Moh01]. A proxy server acts as an intermediary for requests from clients to web-servers. It
is commonly used to cache web-pages from other web-servers and thus intercepts requests
to see if it can fulfill them itself. A proxy server can be placed in the user’s local computer
as part of its web browser or at various points between the user and the web-servers.
Commonly, proxy caching refers to the latter schemes that involve dedicated servers out
on the network while the user’s local proxy cache is rather known as browser cache.
Depending on their placement and their usage purpose, we distinguish two kinds of
proxies, forward proxies and reverse proxies. They are illustrated in Figure 1.1.
A forward proxy is used as a gateway between an organisation (i.e., a group of clients)
and the Internet. It makes requests on behalf of the clients of the organisation. Then,
it caches requested objects to serve subsequent requests coming from other clients of
the organisation. Large corporations and Internet Service Providers (ISP) often set up
2

Web caching is different from traditional caching in main memory that aims at limiting disk accesses


tel-00452431, version 1 - 2 Feb 2010

chapter 1. Content Distribution in P2P Systems

10

Figure 1.1: Web caching: different placements of proxy servers.

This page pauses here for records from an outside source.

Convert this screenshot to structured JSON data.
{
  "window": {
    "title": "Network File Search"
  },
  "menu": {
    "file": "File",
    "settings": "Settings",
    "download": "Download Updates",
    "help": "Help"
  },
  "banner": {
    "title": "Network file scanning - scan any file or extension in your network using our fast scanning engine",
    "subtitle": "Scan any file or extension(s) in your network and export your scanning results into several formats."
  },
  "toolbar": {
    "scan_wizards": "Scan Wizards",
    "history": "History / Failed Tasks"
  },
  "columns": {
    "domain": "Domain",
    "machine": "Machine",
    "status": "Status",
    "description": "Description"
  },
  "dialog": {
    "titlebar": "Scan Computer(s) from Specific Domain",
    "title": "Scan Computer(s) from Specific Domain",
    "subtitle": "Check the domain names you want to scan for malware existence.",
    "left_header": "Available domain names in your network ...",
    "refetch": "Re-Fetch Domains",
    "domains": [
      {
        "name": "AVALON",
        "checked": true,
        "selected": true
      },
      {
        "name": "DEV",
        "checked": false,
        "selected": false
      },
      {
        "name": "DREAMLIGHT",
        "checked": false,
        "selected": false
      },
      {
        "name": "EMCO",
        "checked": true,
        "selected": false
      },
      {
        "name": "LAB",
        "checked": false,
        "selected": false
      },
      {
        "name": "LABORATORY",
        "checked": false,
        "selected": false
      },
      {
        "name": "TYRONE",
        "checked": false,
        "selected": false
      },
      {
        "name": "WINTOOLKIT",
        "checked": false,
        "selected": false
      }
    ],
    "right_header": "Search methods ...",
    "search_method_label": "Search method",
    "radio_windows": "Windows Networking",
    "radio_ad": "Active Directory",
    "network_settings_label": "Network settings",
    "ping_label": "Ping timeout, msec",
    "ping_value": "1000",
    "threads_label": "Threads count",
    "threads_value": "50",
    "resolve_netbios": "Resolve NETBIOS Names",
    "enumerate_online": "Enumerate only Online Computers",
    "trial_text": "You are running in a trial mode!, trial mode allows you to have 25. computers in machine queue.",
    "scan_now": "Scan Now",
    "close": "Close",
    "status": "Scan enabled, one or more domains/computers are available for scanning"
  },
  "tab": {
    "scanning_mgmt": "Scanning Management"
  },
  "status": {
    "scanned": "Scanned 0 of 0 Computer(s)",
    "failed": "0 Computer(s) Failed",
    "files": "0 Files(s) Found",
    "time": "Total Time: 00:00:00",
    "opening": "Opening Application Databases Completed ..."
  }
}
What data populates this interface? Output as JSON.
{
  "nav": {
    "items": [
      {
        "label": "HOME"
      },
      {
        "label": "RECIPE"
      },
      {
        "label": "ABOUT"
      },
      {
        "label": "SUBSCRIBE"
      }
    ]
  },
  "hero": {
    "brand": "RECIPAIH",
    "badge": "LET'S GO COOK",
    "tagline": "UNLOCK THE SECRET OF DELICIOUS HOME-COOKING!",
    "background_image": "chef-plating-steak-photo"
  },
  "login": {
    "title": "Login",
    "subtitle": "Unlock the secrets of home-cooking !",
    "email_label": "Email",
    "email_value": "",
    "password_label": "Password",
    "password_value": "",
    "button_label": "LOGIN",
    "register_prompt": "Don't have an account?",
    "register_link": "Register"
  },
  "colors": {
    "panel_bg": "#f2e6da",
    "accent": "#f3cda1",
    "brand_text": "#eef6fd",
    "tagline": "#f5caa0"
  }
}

forward proxies on their firewalls to reduce their bandwidth costs by filtering out repeated
requests. As illustrated in Figure 1.1, the university of Nantes has deployed a forward
proxy that interacts with the Internet on behalf of the university users and handles their
queries.
A reverse proxy is used in a network in front of web-servers. It is delegated the
authority to operate on behalf of these web-servers, while working in close cooperation
with them. Typically, all requests addressed to one of the web-servers are routed through
the proxy server which tries to serve them via caching. Figure 1.1 shows a reverse proxy
that acts on behalf of the web-servers of wikipedia.com, cnn.com and youtube.com by
handling their received queries. A CDN deploys reverse proxies throughout the Internet
and sells caching to websites that aim for larger audience and lower workload. The reverse
proxies of a CDN are commonly known as surrogate servers.

1.2.2

Overview of CDNs

A CDN deploys hundreds of surrogate servers around the globe, according to complex
algorithms that take into account the workload pattern and the network topology [Pen03].
Figure 1.2 gives an overview of a CDN that distributes and delivers the content of a webserver in the US.


tel-00452431, version 1 - 2 Feb 2010

11

1.2. Insights on Content Distribution Netwoks

Figure 1.2: Overview of a CDN.

Examples of commercial CDNs are Akamai 3 and Digital Island 4 . They mainly focus
on distributing static content (e.g., static HTML pages, images, documents, audio and
video files), dynamic content (e.g., HTML or XML pages that are generated on the fly
based on user specification) and streaming audio or video. Further, ongoing research aims
at extending CDN technology to support video on demand (VoD) and live streaming. In
this thesis, we mainly focus on static content. This type of content has a low frequency of
change and can be easily cached; its freshness can be maintained via traditional caching
policies [Wan99].
A CDN stores the content of different web-servers and therefore handles related queries
on behalf of these web-servers. Each website selects specific or popular content and pushes
it to the CDN. Clients requesting this content are then redirected to their closest surrogate
server via DNS redirection or URL rewriting. The CDN manages the replication and/or
caching of the content among its surrogate servers. These techniques are explained in
more detail below.
The interaction between a user and a CDN takes place in a transparent manner, as if
it is done with the intended origin web-server. Let us consider a typical user interaction
with the well-known CDN, Akamai [Tec99], which mainly deals with objects embedded
in a web-page (e.g., images, scripts, audio and video files). First, the user’s browser sends
a request for a web-page to the website. In response, the website returns the appropriate
3
4

http://www.akamai.com
http://www.digitalisland.com/


Tài liệu bạn tìm kiếm đã sẵn sàng tải về

Tải bản đầy đủ ngay

×